This paper reports the results of the study seeking the views of the practitioners on the concept of, and factors helping and hindering, teacher success, as well as the relationship between professional development and teacher success. Data was collected in two phases where qualitative and quantitative approaches were adopted respectively. The findings show that factors identified as contributing to teacher success are in line with the discussion in the literature on teacher leadership and successful teachers. These factors are: being responsible, caring for students, self-reflection, thorough understanding of the teaching subject, enthusiasm for teaching, the Principal's support, collaboration with and encouragement from colleagues, and positive feedback from students on the teaching methods. The factor stating that teachers need to be role models for students seems to be peculiar to the local context. The survey results also show that a heavy workload, an ineffective school management policy and system and insufficient school resources are the most detrimental to teacher success. The needs of the local teachers for professional development are also identified, and that programmes on subject knowledge, educational psychology and increasing self-confidence came top of the list of such needs. A comparison between the findings from the primary and the secondary teachers reflects a stronger feeling among the primary teachers on the importance of those factors where significant differences are found. The results of the current study help policy makers to gain a better understanding of the views of the teachers.
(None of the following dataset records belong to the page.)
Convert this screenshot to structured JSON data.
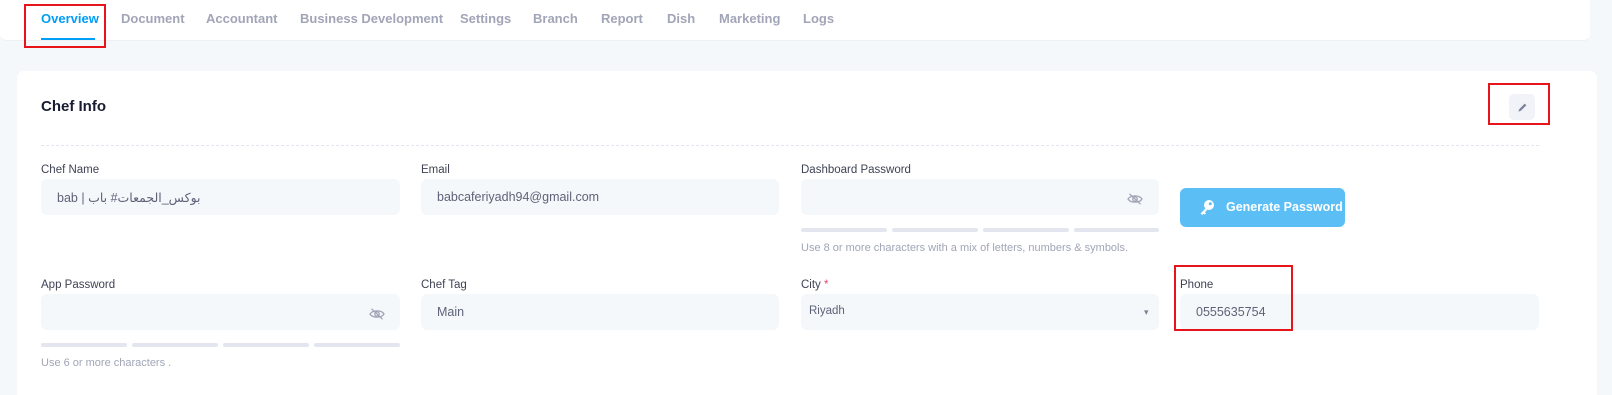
{
  "tabs": [
    {
      "label": "Overview",
      "active": true
    },
    {
      "label": "Document"
    },
    {
      "label": "Accountant"
    },
    {
      "label": "Business Development"
    },
    {
      "label": "Settings"
    },
    {
      "label": "Branch"
    },
    {
      "label": "Report"
    },
    {
      "label": "Dish"
    },
    {
      "label": "Marketing"
    },
    {
      "label": "Logs"
    }
  ],
  "card": {
    "title": "Chef Info"
  },
  "form": {
    "chef_name": {
      "label": "Chef Name",
      "value": "bab | بوكس_الجمعات# باب"
    },
    "email": {
      "label": "Email",
      "value": "babcaferiyadh94@gmail.com"
    },
    "dashboard_password": {
      "label": "Dashboard Password",
      "value": "",
      "hint": "Use 8 or more characters with a mix of letters, numbers & symbols."
    },
    "generate_button": "Generate Password",
    "app_password": {
      "label": "App Password",
      "value": "",
      "hint": "Use 6 or more characters ."
    },
    "chef_tag": {
      "label": "Chef Tag",
      "value": "Main"
    },
    "city": {
      "label": "City",
      "required_mark": "*",
      "selected": "Riyadh"
    },
    "phone": {
      "label": "Phone",
      "value": "0555635754"
    }
  },
  "colors": {
    "accent": "#009ef7",
    "generate_button": "#5bbff5",
    "highlight": "#e8141b",
    "required": "#f1416c"
  }
}
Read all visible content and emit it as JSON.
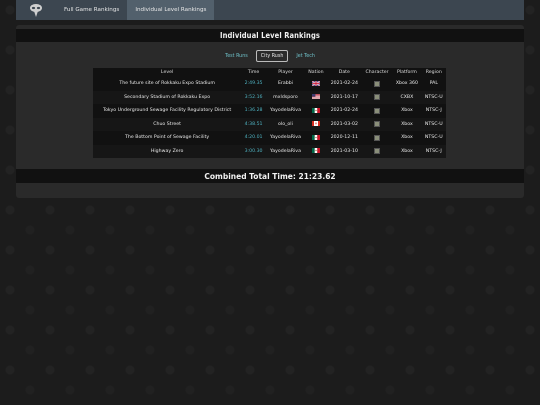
{
  "nav": {
    "logo_icon": "alien-logo-icon",
    "tabs": [
      {
        "label": "Full Game Rankings",
        "active": false
      },
      {
        "label": "Individual Level Rankings",
        "active": true
      }
    ]
  },
  "page": {
    "title": "Individual Level Rankings",
    "filters": [
      {
        "label": "Test Runs",
        "active": false
      },
      {
        "label": "City Rush",
        "active": true
      },
      {
        "label": "Jet Tech",
        "active": false
      }
    ],
    "total_label": "Combined Total Time: 21:23.62"
  },
  "table": {
    "headers": [
      "Level",
      "Time",
      "Player",
      "Nation",
      "Date",
      "Character",
      "Platform",
      "Region"
    ],
    "rows": [
      {
        "level": "The future site of Rokkaku Expo Stadium",
        "time": "2:49.35",
        "player": "Erabbi",
        "nation": "uk",
        "date": "2021-02-24",
        "character": "sonic",
        "platform": "Xbox 360",
        "region": "PAL"
      },
      {
        "level": "Secondary Stadium of Rokkaku Expo",
        "time": "3:52.16",
        "player": "mxldsporo",
        "nation": "us",
        "date": "2021-10-17",
        "character": "knuckles",
        "platform": "CXBX",
        "region": "NTSC-U"
      },
      {
        "level": "Tokyo Underground Sewage Facility Regulatory District",
        "time": "1:36.28",
        "player": "YayodelaRiva",
        "nation": "mx",
        "date": "2021-02-24",
        "character": "knuckles",
        "platform": "Xbox",
        "region": "NTSC-J"
      },
      {
        "level": "Chuo Street",
        "time": "4:38.51",
        "player": "olo_oli",
        "nation": "ca",
        "date": "2021-03-02",
        "character": "knuckles",
        "platform": "Xbox",
        "region": "NTSC-U"
      },
      {
        "level": "The Bottom Point of Sewage Facility",
        "time": "4:20.01",
        "player": "YayodelaRiva",
        "nation": "mx",
        "date": "2020-12-11",
        "character": "knuckles",
        "platform": "Xbox",
        "region": "NTSC-U"
      },
      {
        "level": "Highway Zero",
        "time": "3:00.30",
        "player": "YayodelaRiva",
        "nation": "mx",
        "date": "2021-03-10",
        "character": "knuckles",
        "platform": "Xbox",
        "region": "NTSC-J"
      }
    ]
  },
  "colors": {
    "time": "#4fb3c2",
    "nav_bg": "#3c4650",
    "nav_active": "#52606c",
    "panel_bg": "#2a2a2a"
  }
}
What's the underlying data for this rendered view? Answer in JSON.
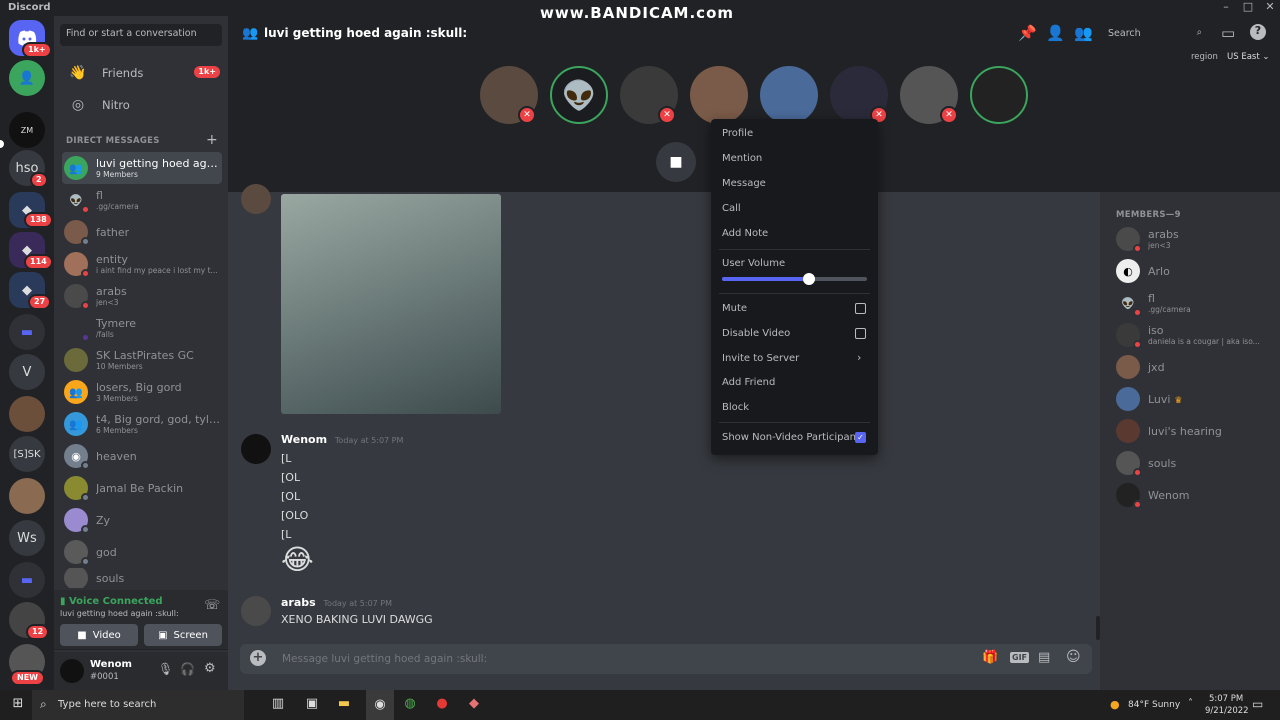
{
  "app": {
    "name": "Discord",
    "watermark": "www.BANDICAM.com"
  },
  "guilds": {
    "home_badge": "1k+",
    "items": [
      "hso",
      "V",
      "[S]SK",
      "Ws"
    ],
    "badges": [
      "2",
      "138",
      "114",
      "27",
      "12"
    ],
    "new_label": "NEW"
  },
  "sidebar": {
    "search_placeholder": "Find or start a conversation",
    "friends": "Friends",
    "friends_badge": "1k+",
    "nitro": "Nitro",
    "dm_header": "DIRECT MESSAGES",
    "dms": [
      {
        "name": "luvi getting hoed again...",
        "sub": "9 Members"
      },
      {
        "name": "fl",
        "sub": ".gg/camera"
      },
      {
        "name": "father",
        "sub": ""
      },
      {
        "name": "entity",
        "sub": "i aint find my peace i lost my t..."
      },
      {
        "name": "arabs",
        "sub": "jen<3"
      },
      {
        "name": "Tymere",
        "sub": "/falls"
      },
      {
        "name": "SK LastPirates GC",
        "sub": "10 Members"
      },
      {
        "name": "losers, Big gord",
        "sub": "3 Members"
      },
      {
        "name": "t4, Big gord, god, tyler...",
        "sub": "6 Members"
      },
      {
        "name": "heaven",
        "sub": ""
      },
      {
        "name": "Jamal Be Packin",
        "sub": ""
      },
      {
        "name": "Zy",
        "sub": ""
      },
      {
        "name": "god",
        "sub": ""
      },
      {
        "name": "souls",
        "sub": ""
      }
    ]
  },
  "voice": {
    "status": "Voice Connected",
    "channel": "luvi getting hoed again :skull:",
    "video": "Video",
    "screen": "Screen"
  },
  "user": {
    "name": "Wenom",
    "tag": "#0001"
  },
  "header": {
    "channel": "luvi getting hoed again :skull:",
    "search": "Search",
    "region_label": "region",
    "region_value": "US East"
  },
  "messages": [
    {
      "author": "Wenom",
      "time": "Today at 5:07 PM",
      "lines": [
        "[L",
        "[OL",
        "[OL",
        "[OLO",
        "[L"
      ]
    },
    {
      "author": "arabs",
      "time": "Today at 5:07 PM",
      "lines": [
        "XENO BAKING LUVI DAWGG"
      ]
    }
  ],
  "composer": {
    "placeholder": "Message luvi getting hoed again :skull:"
  },
  "members": {
    "header": "MEMBERS—9",
    "list": [
      {
        "name": "arabs",
        "sub": "jen<3"
      },
      {
        "name": "Arlo",
        "sub": ""
      },
      {
        "name": "fl",
        "sub": ".gg/camera"
      },
      {
        "name": "iso",
        "sub": "daniela is a cougar | aka iso..."
      },
      {
        "name": "jxd",
        "sub": ""
      },
      {
        "name": "Luvi",
        "sub": ""
      },
      {
        "name": "luvi's hearing",
        "sub": ""
      },
      {
        "name": "souls",
        "sub": ""
      },
      {
        "name": "Wenom",
        "sub": ""
      }
    ]
  },
  "context_menu": {
    "items": [
      "Profile",
      "Mention",
      "Message",
      "Call",
      "Add Note"
    ],
    "volume_label": "User Volume",
    "volume_level": 0.6,
    "mute": "Mute",
    "disable_video": "Disable Video",
    "invite": "Invite to Server",
    "add_friend": "Add Friend",
    "block": "Block",
    "show_nonvideo": "Show Non-Video Participants"
  },
  "taskbar": {
    "search": "Type here to search",
    "weather": "84°F  Sunny",
    "time": "5:07 PM",
    "date": "9/21/2022"
  },
  "colors": {
    "blurple": "#5865f2",
    "red": "#ed4245",
    "green": "#3ba55d"
  }
}
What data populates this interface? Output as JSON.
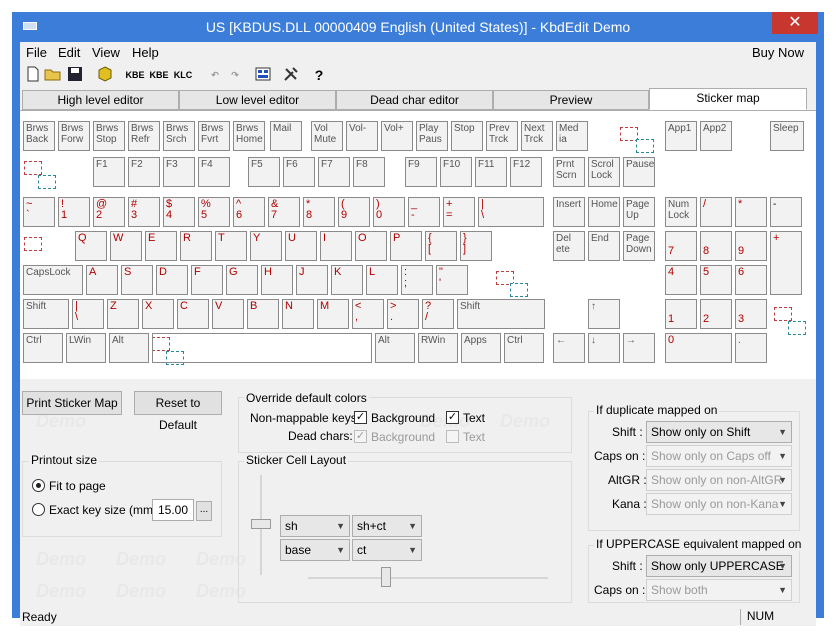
{
  "window": {
    "title": "US [KBDUS.DLL 00000409 English (United States)] - KbdEdit Demo",
    "close": "✕"
  },
  "menu": {
    "file": "File",
    "edit": "Edit",
    "view": "View",
    "help": "Help",
    "buy": "Buy Now"
  },
  "toolbar": {
    "kbe1": "KBE",
    "kbe2": "KBE",
    "klc": "KLC"
  },
  "tabs": [
    "High level editor",
    "Low level editor",
    "Dead char editor",
    "Preview",
    "Sticker map"
  ],
  "keys": {
    "row0": [
      "Brws\nBack",
      "Brws\nForw",
      "Brws\nStop",
      "Brws\nRefr",
      "Brws\nSrch",
      "Brws\nFvrt",
      "Brws\nHome",
      "Mail",
      "Vol\nMute",
      "Vol-",
      "Vol+",
      "Play\nPaus",
      "Stop",
      "Prev\nTrck",
      "Next\nTrck",
      "Med\nia",
      "App1",
      "App2",
      "Sleep"
    ],
    "frow": [
      "F1",
      "F2",
      "F3",
      "F4",
      "F5",
      "F6",
      "F7",
      "F8",
      "F9",
      "F10",
      "F11",
      "F12",
      "Prnt\nScrn",
      "Scrol\nLock",
      "Pause"
    ],
    "num": [
      "~\n`",
      "!\n1",
      "@\n2",
      "#\n3",
      "$\n4",
      "%\n5",
      "^\n6",
      "&\n7",
      "*\n8",
      "(\n9",
      ")\n0",
      "_\n-",
      "+\n="
    ],
    "nav1": [
      "Insert",
      "Home",
      "Page\nUp",
      "Num\nLock",
      "/",
      "*",
      "-"
    ],
    "q": [
      "Q",
      "W",
      "E",
      "R",
      "T",
      "Y",
      "U",
      "I",
      "O",
      "P",
      "{\n[",
      "}\n]"
    ],
    "nav2": [
      "Del\nete",
      "End",
      "Page\nDown",
      "7",
      "8",
      "9",
      "+"
    ],
    "a": [
      "CapsLock",
      "A",
      "S",
      "D",
      "F",
      "G",
      "H",
      "J",
      "K",
      "L",
      ":\n;",
      "\"\n'"
    ],
    "nav3": [
      "4",
      "5",
      "6"
    ],
    "z": [
      "Shift",
      "|\n\\",
      "Z",
      "X",
      "C",
      "V",
      "B",
      "N",
      "M",
      "<\n,",
      ">\n.",
      "?\n/",
      "Shift"
    ],
    "nav4": [
      "↑",
      "1",
      "2",
      "3"
    ],
    "bottom": [
      "Ctrl",
      "LWin",
      "Alt",
      "Alt",
      "RWin",
      "Apps",
      "Ctrl",
      "←",
      "↓",
      "→",
      "0",
      "."
    ],
    "pipe": "|\n\\"
  },
  "buttons": {
    "print": "Print Sticker Map",
    "reset": "Reset to Default",
    "ellipsis": "..."
  },
  "override": {
    "title": "Override default colors",
    "nonmap": "Non-mappable keys:",
    "dead": "Dead chars:",
    "background": "Background",
    "text": "Text"
  },
  "printout": {
    "title": "Printout size",
    "fit": "Fit to page",
    "exact": "Exact key size (mm)",
    "size": "15.00"
  },
  "layout": {
    "title": "Sticker Cell Layout",
    "sh": "sh",
    "shct": "sh+ct",
    "base": "base",
    "ct": "ct"
  },
  "duplicate": {
    "title": "If duplicate mapped on",
    "shift_lbl": "Shift :",
    "shift_val": "Show only on Shift",
    "caps_lbl": "Caps on :",
    "caps_val": "Show only on Caps off",
    "altgr_lbl": "AltGR :",
    "altgr_val": "Show only on non-AltGR",
    "kana_lbl": "Kana :",
    "kana_val": "Show only on non-Kana"
  },
  "upper": {
    "title": "If UPPERCASE equivalent mapped on",
    "shift_lbl": "Shift :",
    "shift_val": "Show only UPPERCASE",
    "caps_lbl": "Caps on :",
    "caps_val": "Show both"
  },
  "status": {
    "ready": "Ready",
    "num": "NUM"
  },
  "watermark": "Demo"
}
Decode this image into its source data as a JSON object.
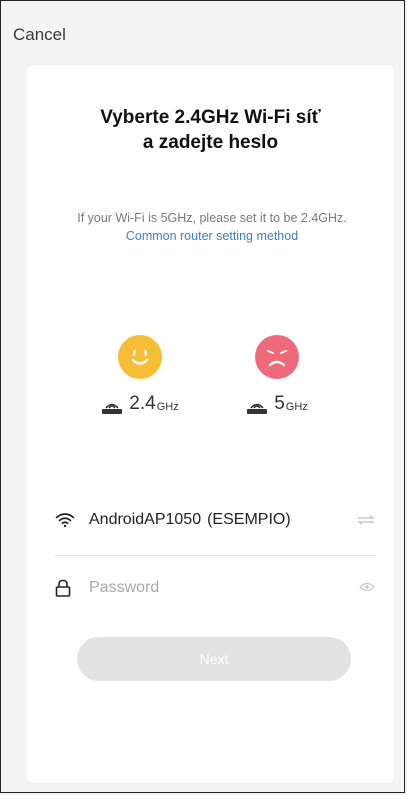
{
  "header": {
    "cancel_label": "Cancel"
  },
  "title": {
    "line1": "Vyberte 2.4GHz Wi-Fi síť",
    "line2": "a zadejte heslo"
  },
  "hint": {
    "text": "If your Wi-Fi is 5GHz, please set it to be 2.4GHz.",
    "link": "Common router setting method"
  },
  "bands": [
    {
      "value": "2.4",
      "unit": "GHz",
      "face": "smile-face-icon",
      "color": "#f7bd35"
    },
    {
      "value": "5",
      "unit": "GHz",
      "face": "sad-face-icon",
      "color": "#ee6a7b"
    }
  ],
  "network": {
    "ssid": "AndroidAP1050",
    "example_note": "(ESEMPIO)"
  },
  "password": {
    "placeholder": "Password",
    "value": ""
  },
  "next_label": "Next"
}
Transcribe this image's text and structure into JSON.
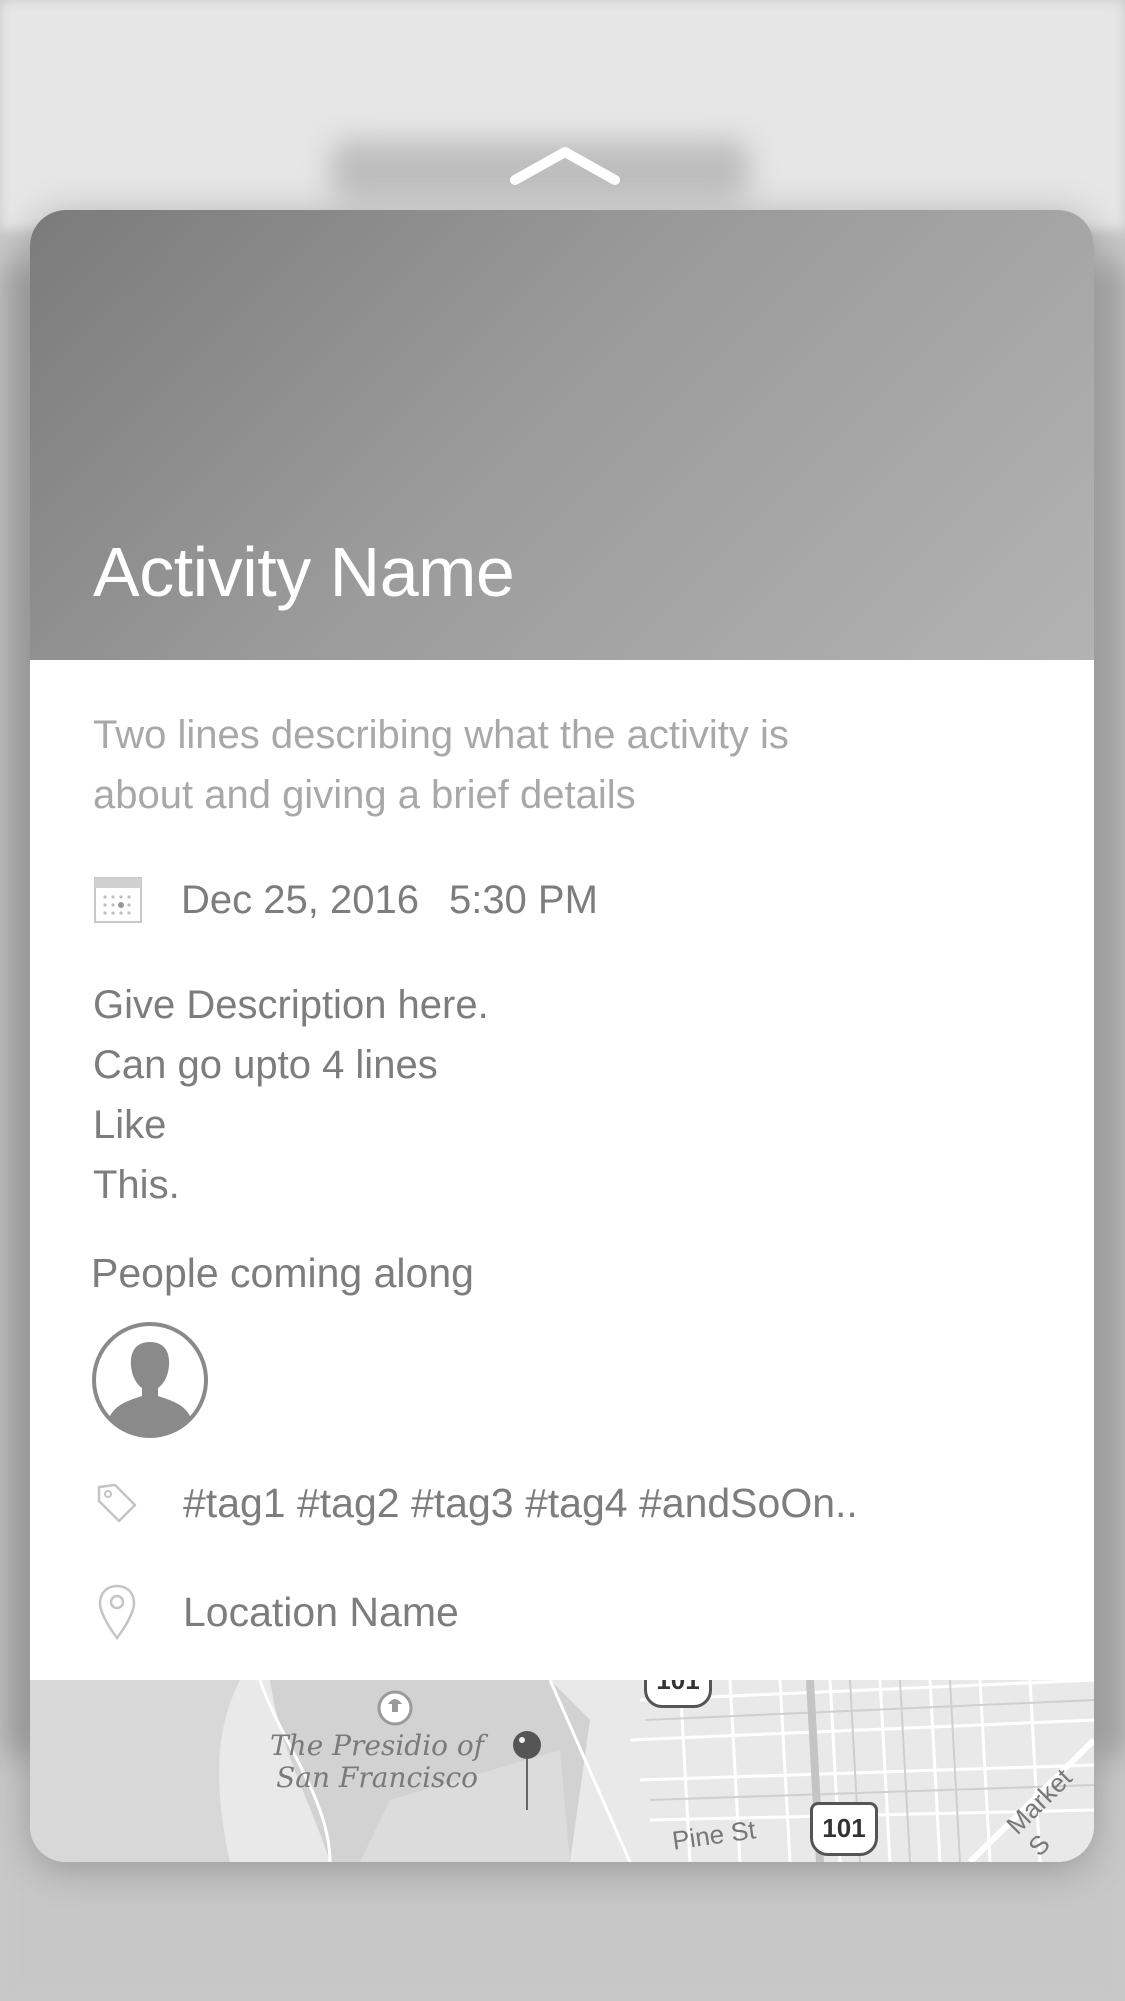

|Publication status||Published - 2004|
CitationCheng, M. H. M., Au, K. O. E., Pang, K. C. & Cheung, L. M. (2004, July). Defining the meaning of teacher success in Hong Kong. Paper presented at the International Council on Education for Teaching (ICET) World Assembly 2004: Teachers as learners: Building communities for professional development, Hong Kong, China.
- Teacher Education
- Teacher Education and Professional Development